Like any other research, three key limitations existed for the present research, namely, accessibility, resources and time (Rowley, 2002): 1. Accessibility: data needed from research was not available in public domain always. Certain reports were internal while others marked as classified and confidential. Similarly, some of the executives were recommended for inclusion in the list of respondents; however, they were not accessible during the data collection phase. 2. Resources: costs of travel and logistics support required for data collection and analysis was also a limiting factor during the data collection.
3. Time: It was also difficult to identify and include all the relevant managers and secondary sources of information due to time restrictions for the present research.

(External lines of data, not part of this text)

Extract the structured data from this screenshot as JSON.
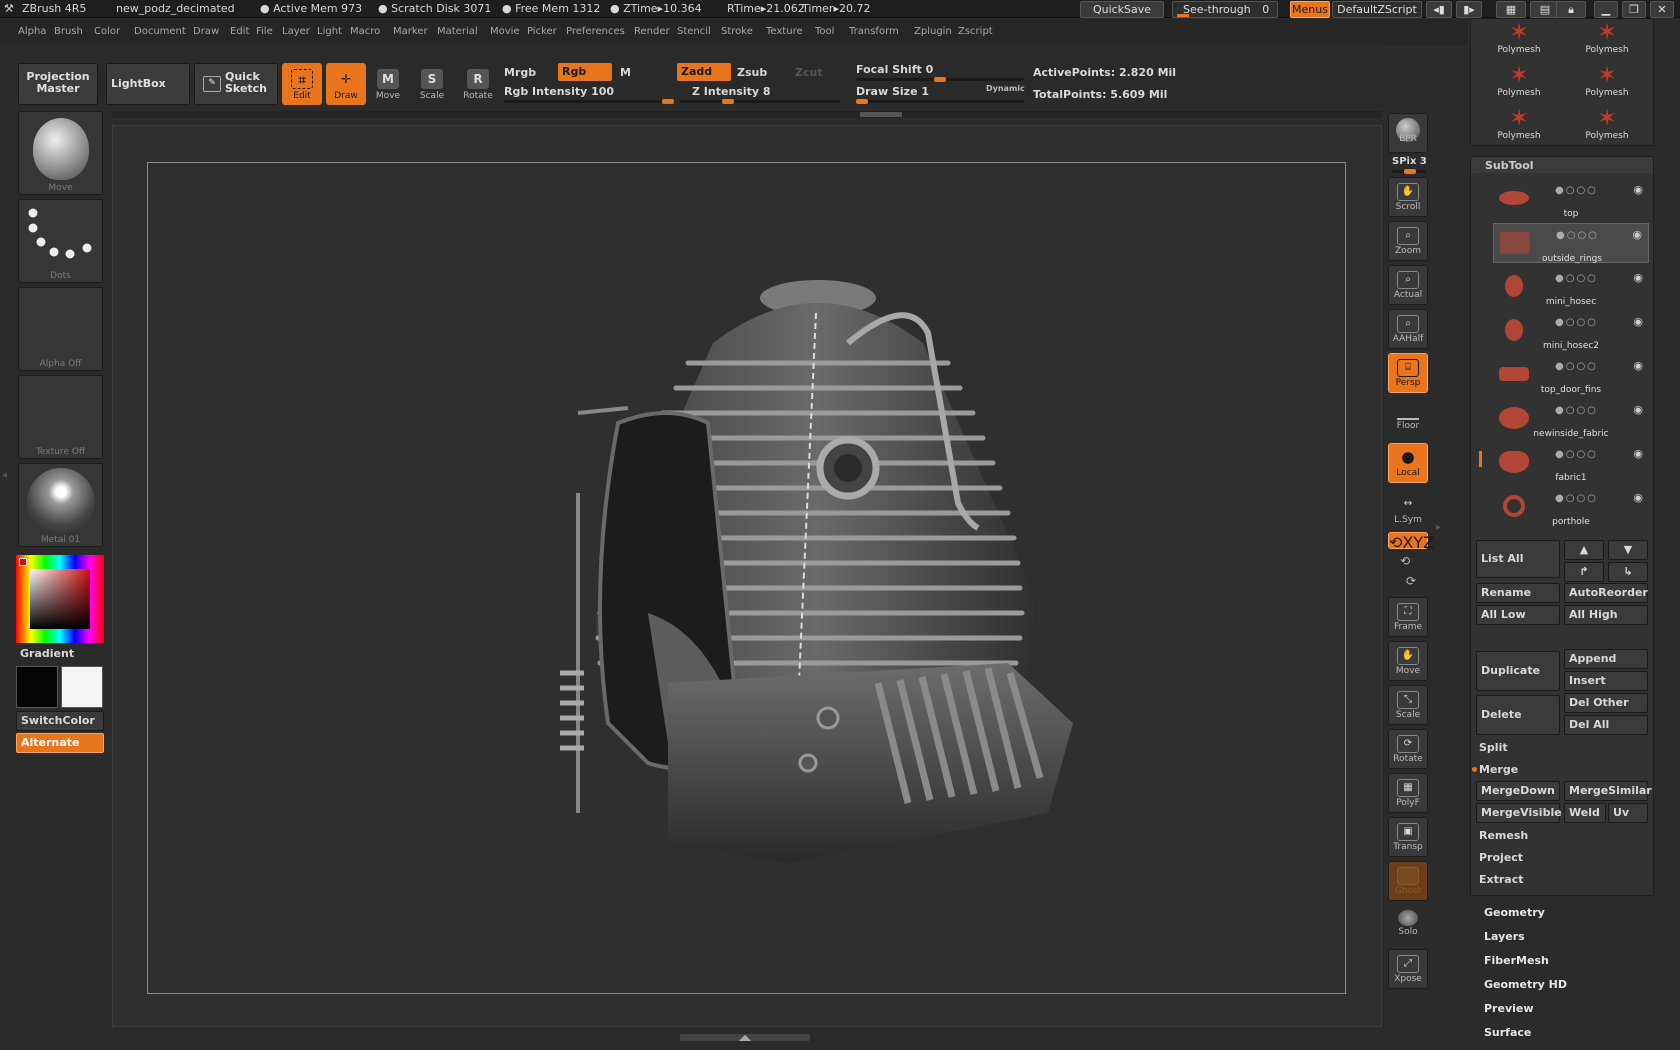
{
  "titlebar": {
    "app": "ZBrush 4R5",
    "document": "new_podz_decimated",
    "active_mem": "● Active Mem 973",
    "scratch_disk": "● Scratch Disk 3071",
    "free_mem": "● Free Mem 1312",
    "ztime": "● ZTime▸10.364",
    "rtime": "RTime▸21.062",
    "timer": "Timer▸20.72",
    "quicksave": "QuickSave",
    "see_through_label": "See-through",
    "see_through_value": "0",
    "menus": "Menus",
    "default_zscript": "DefaultZScript"
  },
  "menubar": [
    "Alpha",
    "Brush",
    "Color",
    "Document",
    "Draw",
    "Edit",
    "File",
    "Layer",
    "Light",
    "Macro",
    "Marker",
    "Material",
    "Movie",
    "Picker",
    "Preferences",
    "Render",
    "Stencil",
    "Stroke",
    "Texture",
    "Tool",
    "Transform",
    "Zplugin",
    "Zscript"
  ],
  "shelf": {
    "projection_master": "Projection Master",
    "lightbox": "LightBox",
    "quick_sketch": "Quick Sketch",
    "edit": "Edit",
    "draw": "Draw",
    "move": "Move",
    "scale": "Scale",
    "rotate": "Rotate",
    "mrgb": "Mrgb",
    "rgb": "Rgb",
    "m": "M",
    "zadd": "Zadd",
    "zsub": "Zsub",
    "zcut": "Zcut",
    "rgb_intensity": "Rgb Intensity 100",
    "rgb_intensity_value": 100,
    "z_intensity": "Z Intensity 8",
    "z_intensity_value": 8,
    "focal_shift": "Focal Shift 0",
    "focal_shift_value": 0,
    "draw_size": "Draw Size 1",
    "draw_size_value": 1,
    "dynamic": "Dynamic",
    "active_points": "ActivePoints: 2.820 Mil",
    "total_points": "TotalPoints: 5.609 Mil"
  },
  "left_tray": {
    "move": "Move",
    "dots": "Dots",
    "alpha": "Alpha Off",
    "texture": "Texture Off",
    "material": "Metal 01",
    "gradient": "Gradient",
    "switch_color": "SwitchColor",
    "alternate": "Alternate"
  },
  "right_toolbar": {
    "bpr": "BPR",
    "spix": "SPix 3",
    "scroll": "Scroll",
    "zoom": "Zoom",
    "actual": "Actual",
    "aahalf": "AAHalf",
    "persp": "Persp",
    "floor": "Floor",
    "local": "Local",
    "lsym": "L.Sym",
    "xyz": "⟲XYZ",
    "frame": "Frame",
    "move": "Move",
    "scale": "Scale",
    "rotate": "Rotate",
    "polyf": "PolyF",
    "transp": "Transp",
    "ghost": "Ghost",
    "solo": "Solo",
    "xpose": "Xpose"
  },
  "tool_palette": {
    "polymesh": [
      "Polymesh",
      "Polymesh",
      "Polymesh",
      "Polymesh",
      "Polymesh",
      "Polymesh"
    ]
  },
  "subtool": {
    "title": "SubTool",
    "items": [
      "top",
      "outside_rings",
      "mini_hosec",
      "mini_hosec2",
      "top_door_fins",
      "newinside_fabric",
      "fabric1",
      "porthole"
    ],
    "list_all": "List All",
    "rename": "Rename",
    "auto_reorder": "AutoReorder",
    "all_low": "All Low",
    "all_high": "All High",
    "duplicate": "Duplicate",
    "append": "Append",
    "insert": "Insert",
    "delete": "Delete",
    "del_other": "Del Other",
    "del_all": "Del All",
    "split": "Split",
    "merge": "Merge",
    "merge_down": "MergeDown",
    "merge_similar": "MergeSimilar",
    "merge_visible": "MergeVisible",
    "weld": "Weld",
    "uv": "Uv",
    "remesh": "Remesh",
    "project": "Project",
    "extract": "Extract"
  },
  "sections": [
    "Geometry",
    "Layers",
    "FiberMesh",
    "Geometry HD",
    "Preview",
    "Surface"
  ],
  "colors": {
    "accent": "#e8741c",
    "panel": "#2b2b2b",
    "subtool_thumb": "#b24636"
  }
}
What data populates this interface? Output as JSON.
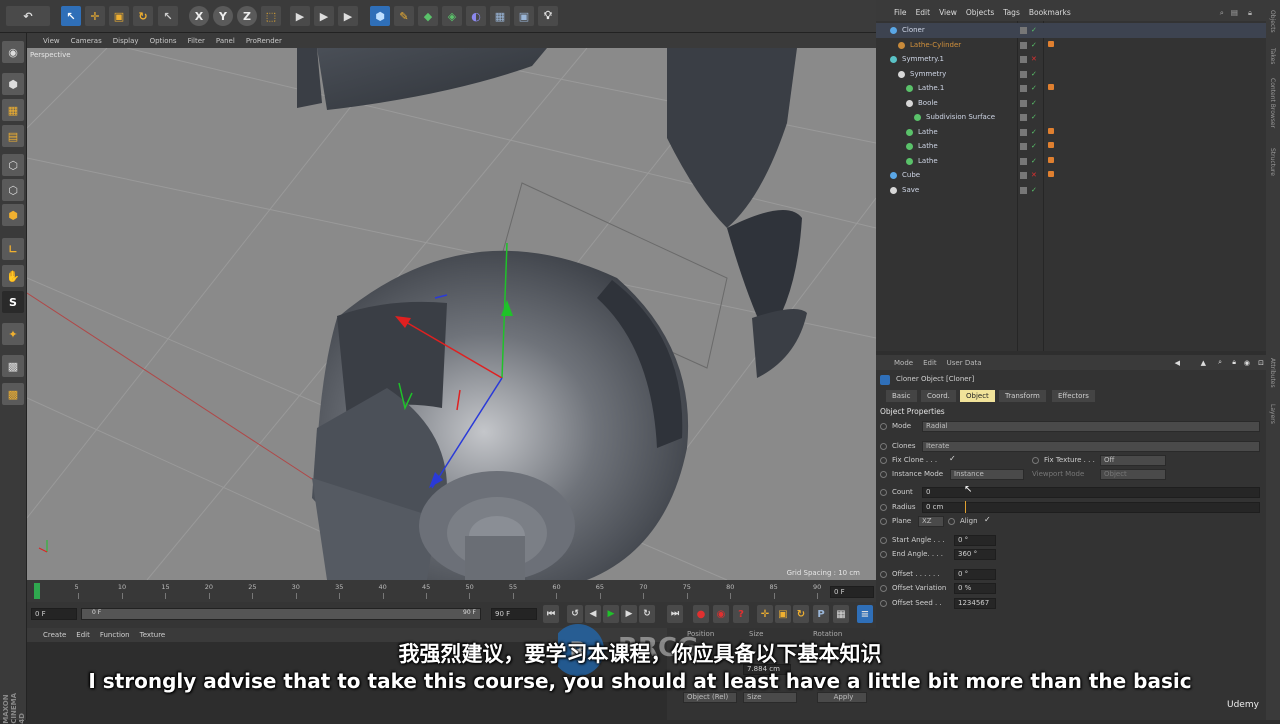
{
  "viewport": {
    "menu": [
      "View",
      "Cameras",
      "Display",
      "Options",
      "Filter",
      "Panel",
      "ProRender"
    ],
    "label": "Perspective",
    "grid_spacing": "Grid Spacing : 10 cm"
  },
  "timeline": {
    "ticks": [
      "0",
      "5",
      "10",
      "15",
      "20",
      "25",
      "30",
      "35",
      "40",
      "45",
      "50",
      "55",
      "60",
      "65",
      "70",
      "75",
      "80",
      "85",
      "90"
    ],
    "frame_end_field": "0 F",
    "start_field": "0 F",
    "min_field": "0 F",
    "max_field": "90 F",
    "end_field": "90 F"
  },
  "materials": {
    "menu": [
      "Create",
      "Edit",
      "Function",
      "Texture"
    ]
  },
  "coords": {
    "headers": [
      "Position",
      "Size",
      "Rotation"
    ],
    "size_x": "7.884 cm",
    "mode_drop": "Object (Rel)",
    "size_drop": "Size",
    "apply_label": "Apply"
  },
  "object_manager": {
    "menu": [
      "File",
      "Edit",
      "View",
      "Objects",
      "Tags",
      "Bookmarks"
    ],
    "objects": [
      {
        "name": "Cloner",
        "indent": 0,
        "color": "#5aa7e6",
        "active": true
      },
      {
        "name": "Lathe-Cylinder",
        "indent": 1,
        "color": "#c88a3a",
        "active": false
      },
      {
        "name": "Symmetry.1",
        "indent": 0,
        "color": "#5ac2c6",
        "active": false
      },
      {
        "name": "Symmetry",
        "indent": 1,
        "color": "#d7d7d7",
        "active": false
      },
      {
        "name": "Lathe.1",
        "indent": 2,
        "color": "#5ac26a",
        "active": false
      },
      {
        "name": "Boole",
        "indent": 2,
        "color": "#d7d7d7",
        "active": false
      },
      {
        "name": "Subdivision Surface",
        "indent": 3,
        "color": "#5ac26a",
        "active": false
      },
      {
        "name": "Lathe",
        "indent": 2,
        "color": "#5ac26a",
        "active": false
      },
      {
        "name": "Lathe",
        "indent": 2,
        "color": "#5ac26a",
        "active": false
      },
      {
        "name": "Lathe",
        "indent": 2,
        "color": "#5ac26a",
        "active": false
      },
      {
        "name": "Cube",
        "indent": 0,
        "color": "#5aa7e6",
        "active": false
      },
      {
        "name": "Save",
        "indent": 0,
        "color": "#d7d7d7",
        "active": false
      }
    ]
  },
  "attributes": {
    "menu": [
      "Mode",
      "Edit",
      "User Data"
    ],
    "title": "Cloner Object [Cloner]",
    "tabs": [
      "Basic",
      "Coord.",
      "Object",
      "Transform",
      "Effectors"
    ],
    "active_tab": "Object",
    "section": "Object Properties",
    "mode_label": "Mode",
    "mode_value": "Radial",
    "clones_label": "Clones",
    "clones_value": "Iterate",
    "fix_clone_label": "Fix Clone . . .",
    "fix_texture_label": "Fix Texture . . .",
    "fix_texture_value": "Off",
    "instance_mode_label": "Instance Mode",
    "instance_mode_value": "Instance",
    "viewport_mode_label": "Viewport Mode",
    "viewport_mode_value": "Object",
    "count_label": "Count",
    "count_value": "0",
    "radius_label": "Radius",
    "radius_value": "0 cm",
    "plane_label": "Plane",
    "plane_value": "XZ",
    "align_label": "Align",
    "start_angle_label": "Start Angle . . .",
    "start_angle_value": "0 °",
    "end_angle_label": "End Angle. . . .",
    "end_angle_value": "360 °",
    "offset_label": "Offset . . . . . .",
    "offset_value": "0 °",
    "offset_variation_label": "Offset Variation",
    "offset_variation_value": "0 %",
    "offset_seed_label": "Offset Seed . .",
    "offset_seed_value": "1234567"
  },
  "right_strip_tabs": [
    "Objects",
    "Takes",
    "Content Browser",
    "Structure",
    "Attributes",
    "Layers"
  ],
  "subtitles": {
    "chinese": "我强烈建议，要学习本课程，你应具备以下基本知识",
    "english": "I strongly advise that to take this course, you should at least have a little bit more than the basic"
  },
  "branding": {
    "udemy": "Udemy",
    "maxon": "MAXON CINEMA 4D",
    "watermark": "RRCG 人人素材"
  },
  "colors": {
    "accent_tab": "#f1e39a",
    "cloner_blue": "#5aa7e6",
    "axis_red": "#e02020",
    "axis_green": "#1fc22a",
    "axis_blue": "#2a3ad8"
  }
}
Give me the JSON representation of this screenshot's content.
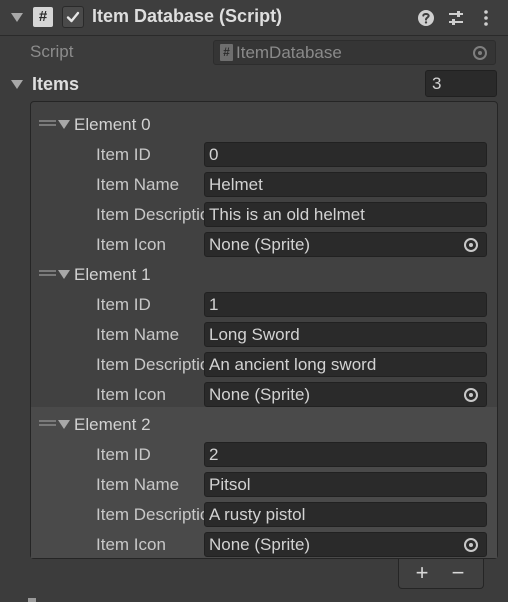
{
  "component": {
    "title": "Item Database (Script)",
    "script_icon_glyph": "#",
    "enabled": true,
    "icons": [
      "help-icon",
      "presets-icon",
      "more-options-icon"
    ]
  },
  "script_row": {
    "label": "Script",
    "value": "ItemDatabase",
    "mini_glyph": "#"
  },
  "items": {
    "label": "Items",
    "count": "3",
    "elements": [
      {
        "title": "Element 0",
        "labels": {
          "id": "Item ID",
          "name": "Item Name",
          "desc": "Item Description",
          "icon": "Item Icon"
        },
        "id": "0",
        "name": "Helmet",
        "desc": "This is an old helmet",
        "icon": "None (Sprite)"
      },
      {
        "title": "Element 1",
        "labels": {
          "id": "Item ID",
          "name": "Item Name",
          "desc": "Item Description",
          "icon": "Item Icon"
        },
        "id": "1",
        "name": "Long Sword",
        "desc": "An ancient long sword",
        "icon": "None (Sprite)"
      },
      {
        "title": "Element 2",
        "labels": {
          "id": "Item ID",
          "name": "Item Name",
          "desc": "Item Description",
          "icon": "Item Icon"
        },
        "id": "2",
        "name": "Pitsol",
        "desc": "A rusty pistol",
        "icon": "None (Sprite)"
      }
    ]
  },
  "footer": {
    "add": "+",
    "remove": "−"
  },
  "colors": {
    "background": "#3c3c3c",
    "field": "#2a2a2a",
    "text": "#d2d2d2",
    "selected_row": "#4a4a4a"
  }
}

Including everyone’s perspective involved with the supply chain management in a large organization such as ARAMCO required much more time than what was available to the researcher. Besides the limitations noted above, some of the respondents showed concerns about confidentiality of information and were therefore reluctant to express their views in details. However, after explanation from the researcher about the strict code of ethics followed by the UK universities, they were satisfied and shared their views liberally. Getting explicit consent from the interviews and ensuring them about the confidentiality of the collected information also meant that the ethical rules and regulations of Northumbria University were fully adhered during data collectionprocedures.
3.9Summary and Conclusions
This chapter aimed at explaining the research methodology adopted for the present research. The entire methodological choices made by the researcher have been used in Figure 3.1 below. The researcher opted for following a pragmatic approach due to its relevance to the research objectives and comparative advantages over other paradigms. A case study methodology was selected and the rationale for opting case study approach lied in its ability to observe complicated processes at organizational level using multiple sources of information (Ogbonna and Wilkinson, 2003; Eisenhardt and Graebner, 2007). The judgmental snowball sampling technique was used to select the interviewees based on the references from initial contacts at Saudi ARAMCO as well as the expertise possessed.
Face to face interviews considered as one of the most important and appropriate qualitative data gathering technique (Saunders et al. 2009) then made it possible to gather the first-hand information from actual sources. The data was transcribed and analysed for recurrent themes to be described as a narrative under major themes. Draft interviews were subjected to respondent validation for increased accuracy and reliability while triangulation was used to achieve construct validity. The results present in the following chapter are expected to have limited generalizibility due to highly contextual information gathered through the case study.